#### AIM OF THE TASK:
Lines that include the word "content" should be copied from the listing that follows.
□ □ □
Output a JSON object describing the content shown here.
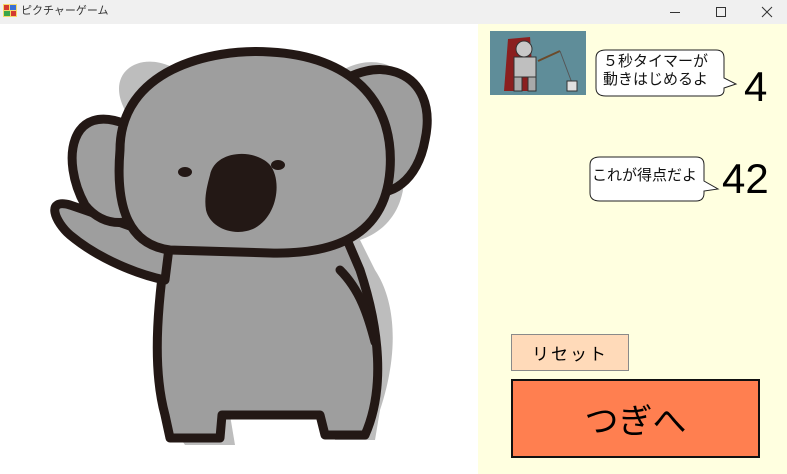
{
  "window": {
    "title": "ピクチャーゲーム",
    "controls": [
      "minimize",
      "maximize",
      "close"
    ]
  },
  "picture": {
    "subject": "koala",
    "colors": {
      "body": "#9e9e9e",
      "shadow": "#bdbdbd",
      "outline": "#231815"
    }
  },
  "timer_panel": {
    "bubble_text": "５秒タイマーが\n動きはじめるよ",
    "value": "4"
  },
  "score_panel": {
    "bubble_text": "これが得点だよ",
    "value": "42"
  },
  "buttons": {
    "reset_label": "リセット",
    "next_label": "つぎへ"
  },
  "colors": {
    "side_panel_bg": "#ffffe0",
    "reset_bg": "#ffdab9",
    "next_bg": "#ff7f50"
  }
}
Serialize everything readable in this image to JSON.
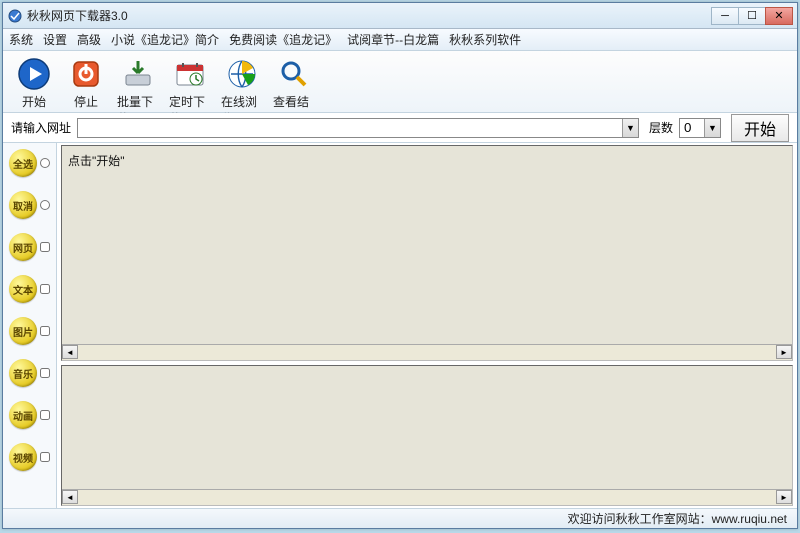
{
  "window": {
    "title": "秋秋网页下载器3.0"
  },
  "menu": {
    "items": [
      "系统",
      "设置",
      "高级",
      "小说《追龙记》简介",
      "免费阅读《追龙记》",
      "试阅章节--白龙篇",
      "秋秋系列软件"
    ]
  },
  "toolbar": {
    "start": "开始",
    "stop": "停止",
    "batch": "批量下载",
    "timed": "定时下载",
    "browse": "在线浏览",
    "result": "查看结果"
  },
  "urlRow": {
    "label": "请输入网址",
    "url_value": "",
    "layer_label": "层数",
    "layer_value": "0",
    "start_button": "开始"
  },
  "sidebar": {
    "items": [
      {
        "label": "全选"
      },
      {
        "label": "取消"
      },
      {
        "label": "网页"
      },
      {
        "label": "文本"
      },
      {
        "label": "图片"
      },
      {
        "label": "音乐"
      },
      {
        "label": "动画"
      },
      {
        "label": "视频"
      }
    ]
  },
  "topPane": {
    "hint": "点击\"开始\""
  },
  "status": {
    "text": "欢迎访问秋秋工作室网站：www.ruqiu.net"
  }
}
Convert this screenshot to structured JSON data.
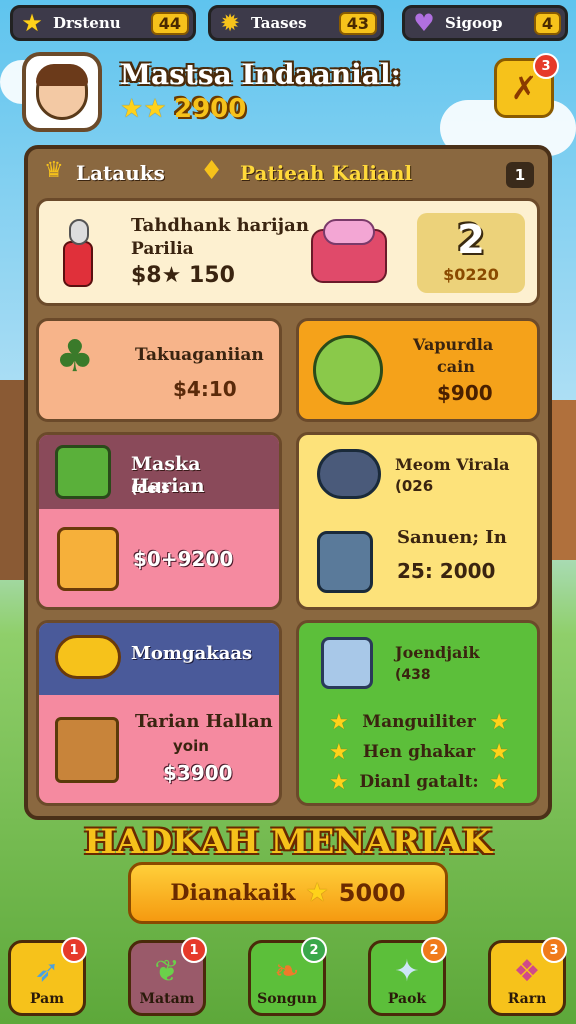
{
  "top_bar": [
    {
      "label": "Drstenu",
      "count": "44",
      "icon": "star-icon"
    },
    {
      "label": "Taases",
      "count": "43",
      "icon": "gear-coin-icon"
    },
    {
      "label": "Sigoop",
      "count": "4",
      "icon": "heart-icon"
    }
  ],
  "profile": {
    "name": "Mastsa Indaanial:",
    "score": "2900",
    "stars": 2,
    "action_badge": "3"
  },
  "panel": {
    "tab1": "Latauks",
    "tab2": "Patieah Kalianl",
    "page": "1"
  },
  "featured": {
    "title": "Tahdhank harijan",
    "subtitle": "Parilia",
    "price": "$8★ 150",
    "badge_number": "2",
    "badge_price": "$0220"
  },
  "cards": [
    {
      "title": "Takuaganiian",
      "price": "$4:10"
    },
    {
      "title": "Vapurdla",
      "sub": "cain",
      "price": "$900"
    },
    {
      "title": "Maska Harian",
      "sub": "(oels",
      "price": "$0+9200"
    },
    {
      "title": "Meom Virala",
      "sub": "(026",
      "title2": "Sanuen; In",
      "price": "25: 2000"
    },
    {
      "title": "Momgakaas",
      "title2": "Tarian Hallan",
      "sub": "yoin",
      "price": "$3900"
    },
    {
      "title": "Joendjaik",
      "sub": "(438",
      "list": [
        "Manguiliter",
        "Hen ghakar",
        "Dianl gatalt:"
      ]
    }
  ],
  "banner": {
    "heading": "HADKAH MENARIAK",
    "button_label": "Dianakaik",
    "button_value": "5000"
  },
  "nav": [
    {
      "label": "Pam",
      "badge": "1"
    },
    {
      "label": "Matam",
      "badge": "1"
    },
    {
      "label": "Songun",
      "badge": "2"
    },
    {
      "label": "Paok",
      "badge": "2"
    },
    {
      "label": "Rarn",
      "badge": "3"
    }
  ],
  "colors": {
    "gold": "#f6c21b",
    "panel": "#8a6840",
    "orange": "#f5a21a",
    "green": "#5cbf3a",
    "pink": "#f58aa0",
    "yellow": "#fde27a"
  }
}
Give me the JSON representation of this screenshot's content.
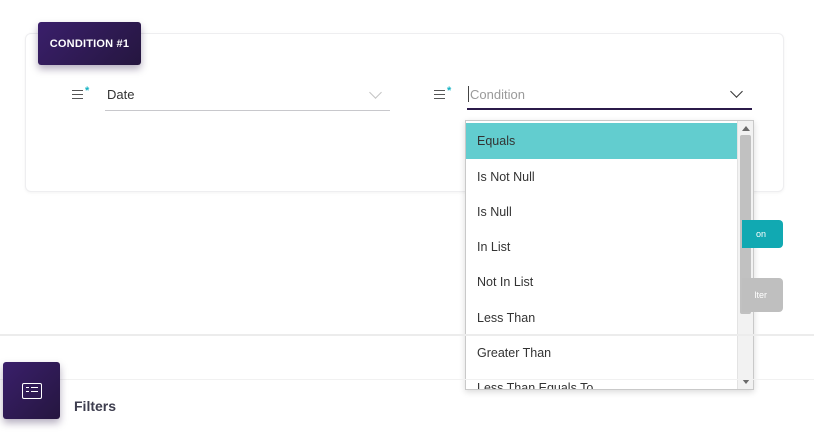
{
  "condition_card": {
    "badge_label": "CONDITION #1",
    "required_mark": "*",
    "field_icon": "lines-icon",
    "column_field": {
      "value": "Date"
    },
    "condition_field": {
      "placeholder": "Condition"
    }
  },
  "dropdown": {
    "options": [
      "Equals",
      "Is Not Null",
      "Is Null",
      "In List",
      "Not In List",
      "Less Than",
      "Greater Than",
      "Less Than Equals To"
    ],
    "selected": "Equals",
    "highlight_color": "#62cdcf"
  },
  "buttons": {
    "add_condition_partial": "on",
    "apply_filter_partial": "lter",
    "teal_color": "#11a9b2",
    "disabled_color": "#bfbfbf"
  },
  "filters_section": {
    "title": "Filters",
    "icon": "list-icon"
  },
  "colors": {
    "brand_dark": "#2b1a4a",
    "accent": "#17b3c4"
  }
}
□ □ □
#### EXERCISE RESPONSE:
Output a JSON object describing the content shown here.
Give me the JSON representation of this screenshot's content.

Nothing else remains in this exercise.